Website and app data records

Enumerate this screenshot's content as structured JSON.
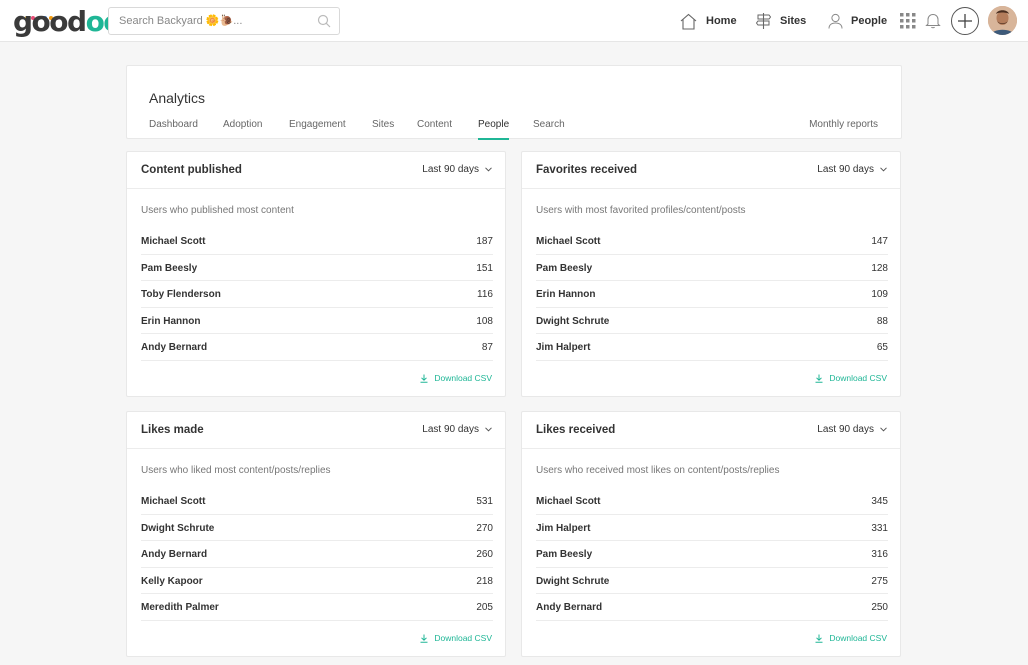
{
  "app": {
    "logo_text": "goodoo",
    "brand_color": "#1fb696",
    "logo_dot_colors": [
      "#f2c12e",
      "#e94e77",
      "#1fb696",
      "#4a90e2",
      "#f39c12",
      "#8e44ad"
    ]
  },
  "header": {
    "search_placeholder": "Search Backyard 🌼🐌...",
    "search_icon": "search-icon",
    "nav": [
      {
        "label": "Home",
        "icon": "home-icon"
      },
      {
        "label": "Sites",
        "icon": "signpost-icon"
      },
      {
        "label": "People",
        "icon": "person-icon"
      }
    ],
    "apps_icon": "grid-icon",
    "notifications_icon": "bell-icon",
    "create_icon": "plus-icon"
  },
  "analytics": {
    "title": "Analytics",
    "tabs": [
      "Dashboard",
      "Adoption",
      "Engagement",
      "Sites",
      "Content",
      "People",
      "Search"
    ],
    "active_tab": "People",
    "monthly_reports": "Monthly reports"
  },
  "cards": [
    {
      "title": "Content published",
      "range": "Last 90 days",
      "subtitle": "Users who published most content",
      "rows": [
        {
          "name": "Michael Scott",
          "value": "187"
        },
        {
          "name": "Pam Beesly",
          "value": "151"
        },
        {
          "name": "Toby Flenderson",
          "value": "116"
        },
        {
          "name": "Erin Hannon",
          "value": "108"
        },
        {
          "name": "Andy Bernard",
          "value": "87"
        }
      ],
      "download": "Download CSV"
    },
    {
      "title": "Favorites received",
      "range": "Last 90 days",
      "subtitle": "Users with most favorited profiles/content/posts",
      "rows": [
        {
          "name": "Michael Scott",
          "value": "147"
        },
        {
          "name": "Pam Beesly",
          "value": "128"
        },
        {
          "name": "Erin Hannon",
          "value": "109"
        },
        {
          "name": "Dwight Schrute",
          "value": "88"
        },
        {
          "name": "Jim Halpert",
          "value": "65"
        }
      ],
      "download": "Download CSV"
    },
    {
      "title": "Likes made",
      "range": "Last 90 days",
      "subtitle": "Users who liked most content/posts/replies",
      "rows": [
        {
          "name": "Michael Scott",
          "value": "531"
        },
        {
          "name": "Dwight Schrute",
          "value": "270"
        },
        {
          "name": "Andy Bernard",
          "value": "260"
        },
        {
          "name": "Kelly Kapoor",
          "value": "218"
        },
        {
          "name": "Meredith Palmer",
          "value": "205"
        }
      ],
      "download": "Download CSV"
    },
    {
      "title": "Likes received",
      "range": "Last 90 days",
      "subtitle": "Users who received most likes on content/posts/replies",
      "rows": [
        {
          "name": "Michael Scott",
          "value": "345"
        },
        {
          "name": "Jim Halpert",
          "value": "331"
        },
        {
          "name": "Pam Beesly",
          "value": "316"
        },
        {
          "name": "Dwight Schrute",
          "value": "275"
        },
        {
          "name": "Andy Bernard",
          "value": "250"
        }
      ],
      "download": "Download CSV"
    }
  ]
}
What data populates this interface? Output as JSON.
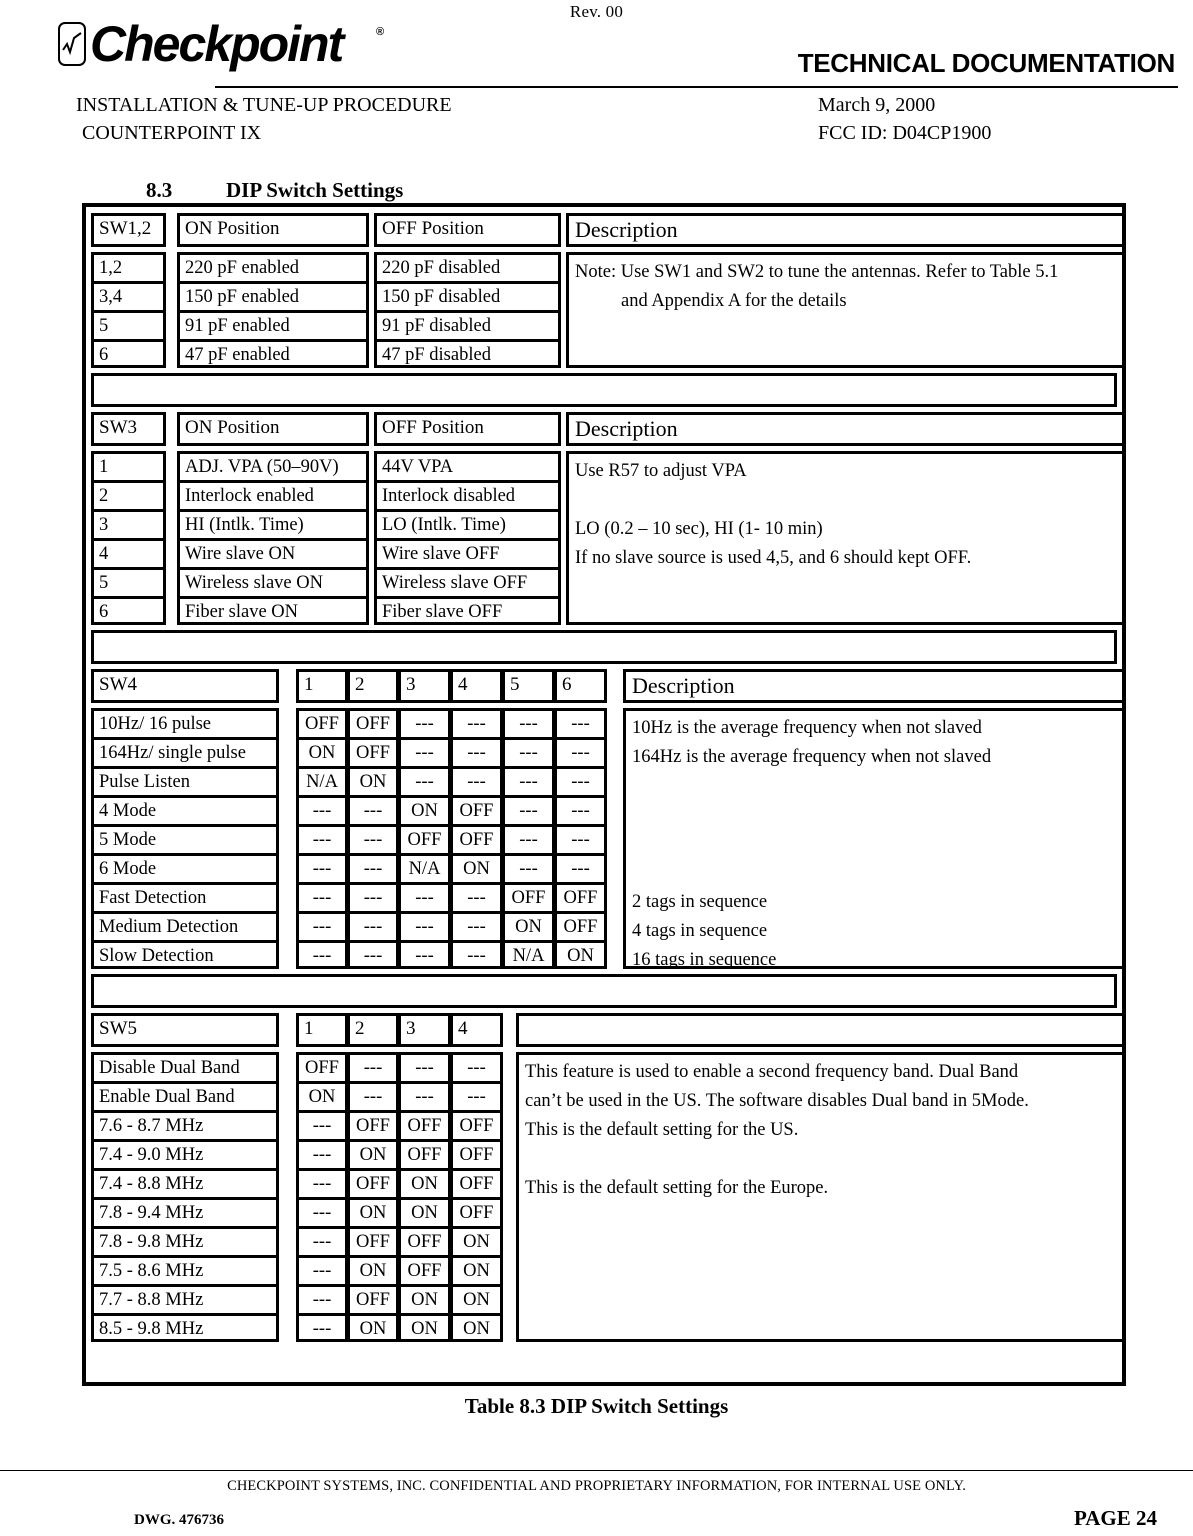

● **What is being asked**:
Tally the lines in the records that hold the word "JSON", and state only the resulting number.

● **Solved problem**:
2